▸ ACTIVITY: Reproduce all of the data, making sure that no line differs from the original.

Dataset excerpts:
───

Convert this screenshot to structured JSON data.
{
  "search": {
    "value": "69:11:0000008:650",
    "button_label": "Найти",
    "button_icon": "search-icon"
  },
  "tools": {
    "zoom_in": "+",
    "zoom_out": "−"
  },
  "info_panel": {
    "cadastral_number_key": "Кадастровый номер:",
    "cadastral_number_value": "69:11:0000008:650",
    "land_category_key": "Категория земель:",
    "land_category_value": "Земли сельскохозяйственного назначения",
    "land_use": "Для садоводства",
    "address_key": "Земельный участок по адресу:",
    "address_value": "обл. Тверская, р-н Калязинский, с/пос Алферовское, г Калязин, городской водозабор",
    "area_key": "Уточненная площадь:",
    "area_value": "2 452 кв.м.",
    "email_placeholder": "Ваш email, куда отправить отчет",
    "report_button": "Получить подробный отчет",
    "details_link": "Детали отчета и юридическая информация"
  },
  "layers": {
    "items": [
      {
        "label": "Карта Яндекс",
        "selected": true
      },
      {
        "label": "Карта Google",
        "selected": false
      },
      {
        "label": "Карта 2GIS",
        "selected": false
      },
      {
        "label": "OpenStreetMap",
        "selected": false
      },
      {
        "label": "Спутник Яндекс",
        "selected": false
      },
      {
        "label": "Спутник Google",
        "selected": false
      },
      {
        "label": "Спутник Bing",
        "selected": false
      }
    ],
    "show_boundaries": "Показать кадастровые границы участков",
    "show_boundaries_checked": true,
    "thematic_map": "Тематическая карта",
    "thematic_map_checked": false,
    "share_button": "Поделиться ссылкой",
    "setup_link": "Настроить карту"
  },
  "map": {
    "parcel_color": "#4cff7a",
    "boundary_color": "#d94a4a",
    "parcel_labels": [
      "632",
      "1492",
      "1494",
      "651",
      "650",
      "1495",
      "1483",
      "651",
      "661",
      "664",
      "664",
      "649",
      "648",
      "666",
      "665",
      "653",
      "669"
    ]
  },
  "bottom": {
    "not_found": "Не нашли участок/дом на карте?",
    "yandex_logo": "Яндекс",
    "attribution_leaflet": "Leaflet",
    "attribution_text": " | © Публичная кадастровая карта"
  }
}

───

▸ SOLUTION TO THIS EXERCISE:
Convert this screenshot to structured JSON data.
{
  "search": {
    "value": "69:11:0000008:650",
    "button_label": "Найти",
    "button_icon": "search-icon"
  },
  "tools": {
    "zoom_in": "+",
    "zoom_out": "−"
  },
  "info_panel": {
    "cadastral_number_key": "Кадастровый номер:",
    "cadastral_number_value": "69:11:0000008:650",
    "land_category_key": "Категория земель:",
    "land_category_value": "Земли сельскохозяйственного назначения",
    "land_use": "Для садоводства",
    "address_key": "Земельный участок по адресу:",
    "address_value": "обл. Тверская, р-н Калязинский, с/пос Алферовское, г Калязин, городской водозабор",
    "area_key": "Уточненная площадь:",
    "area_value": "2 452 кв.м.",
    "email_placeholder": "Ваш email, куда отправить отчет",
    "report_button": "Получить подробный отчет",
    "details_link": "Детали отчета и юридическая информация"
  },
  "layers": {
    "items": [
      {
        "label": "Карта Яндекс",
        "selected": true
      },
      {
        "label": "Карта Google",
        "selected": false
      },
      {
        "label": "Карта 2GIS",
        "selected": false
      },
      {
        "label": "OpenStreetMap",
        "selected": false
      },
      {
        "label": "Спутник Яндекс",
        "selected": false
      },
      {
        "label": "Спутник Google",
        "selected": false
      },
      {
        "label": "Спутник Bing",
        "selected": false
      }
    ],
    "show_boundaries": "Показать кадастровые границы участков",
    "show_boundaries_checked": true,
    "thematic_map": "Тематическая карта",
    "thematic_map_checked": false,
    "share_button": "Поделиться ссылкой",
    "setup_link": "Настроить карту"
  },
  "map": {
    "parcel_color": "#4cff7a",
    "boundary_color": "#d94a4a",
    "parcel_labels": [
      "632",
      "1492",
      "1494",
      "651",
      "650",
      "1495",
      "1483",
      "651",
      "661",
      "664",
      "664",
      "649",
      "648",
      "666",
      "665",
      "653",
      "669"
    ]
  },
  "bottom": {
    "not_found": "Не нашли участок/дом на карте?",
    "yandex_logo": "Яндекс",
    "attribution_leaflet": "Leaflet",
    "attribution_text": " | © Публичная кадастровая карта"
  }
}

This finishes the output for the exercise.